Task objective: Wherever the string "ammo" appears in the entries below, return the line that holds it.

- - - - - - -

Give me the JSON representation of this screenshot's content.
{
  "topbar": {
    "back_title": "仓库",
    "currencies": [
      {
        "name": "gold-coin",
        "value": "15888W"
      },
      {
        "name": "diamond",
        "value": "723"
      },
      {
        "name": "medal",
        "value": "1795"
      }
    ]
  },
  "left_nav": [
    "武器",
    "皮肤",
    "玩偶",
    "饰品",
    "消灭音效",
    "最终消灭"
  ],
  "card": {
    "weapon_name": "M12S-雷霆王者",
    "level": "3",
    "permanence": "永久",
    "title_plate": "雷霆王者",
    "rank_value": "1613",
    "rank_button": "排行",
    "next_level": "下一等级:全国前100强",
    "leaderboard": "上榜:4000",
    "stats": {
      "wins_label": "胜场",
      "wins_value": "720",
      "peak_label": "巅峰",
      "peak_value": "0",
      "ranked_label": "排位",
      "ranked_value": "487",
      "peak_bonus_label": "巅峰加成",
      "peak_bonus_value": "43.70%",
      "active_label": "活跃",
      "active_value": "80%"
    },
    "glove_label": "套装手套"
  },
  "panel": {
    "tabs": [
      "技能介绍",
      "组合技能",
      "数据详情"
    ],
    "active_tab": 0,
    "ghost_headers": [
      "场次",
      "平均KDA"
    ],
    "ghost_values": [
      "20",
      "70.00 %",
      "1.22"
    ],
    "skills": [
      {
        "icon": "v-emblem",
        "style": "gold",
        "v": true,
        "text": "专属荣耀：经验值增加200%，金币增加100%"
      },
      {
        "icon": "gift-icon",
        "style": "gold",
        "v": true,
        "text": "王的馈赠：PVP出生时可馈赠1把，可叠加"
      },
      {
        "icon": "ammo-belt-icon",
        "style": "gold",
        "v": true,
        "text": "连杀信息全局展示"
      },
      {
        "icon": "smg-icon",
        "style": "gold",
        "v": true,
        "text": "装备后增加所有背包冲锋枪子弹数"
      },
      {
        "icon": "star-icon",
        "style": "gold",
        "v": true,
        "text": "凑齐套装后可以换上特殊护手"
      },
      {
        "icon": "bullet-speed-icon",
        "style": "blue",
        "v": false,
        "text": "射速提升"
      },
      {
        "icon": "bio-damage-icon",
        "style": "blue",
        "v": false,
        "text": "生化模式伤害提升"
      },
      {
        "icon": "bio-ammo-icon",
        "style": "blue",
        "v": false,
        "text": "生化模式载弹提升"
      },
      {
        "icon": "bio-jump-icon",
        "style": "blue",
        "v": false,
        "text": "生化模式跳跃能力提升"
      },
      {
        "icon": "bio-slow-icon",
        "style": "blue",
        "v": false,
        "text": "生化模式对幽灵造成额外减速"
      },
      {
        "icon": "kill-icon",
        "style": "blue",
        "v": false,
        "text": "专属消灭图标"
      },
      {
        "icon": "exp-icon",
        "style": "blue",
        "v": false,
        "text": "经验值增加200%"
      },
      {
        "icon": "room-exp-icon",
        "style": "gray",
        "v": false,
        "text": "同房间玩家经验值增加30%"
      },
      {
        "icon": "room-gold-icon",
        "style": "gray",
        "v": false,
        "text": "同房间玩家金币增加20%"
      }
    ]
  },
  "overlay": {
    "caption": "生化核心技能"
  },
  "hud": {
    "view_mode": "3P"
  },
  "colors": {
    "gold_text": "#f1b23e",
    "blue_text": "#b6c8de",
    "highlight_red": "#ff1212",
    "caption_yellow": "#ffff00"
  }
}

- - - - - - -

Solution:
        "icon": "ammo-belt-icon",
        "icon": "bio-ammo-icon",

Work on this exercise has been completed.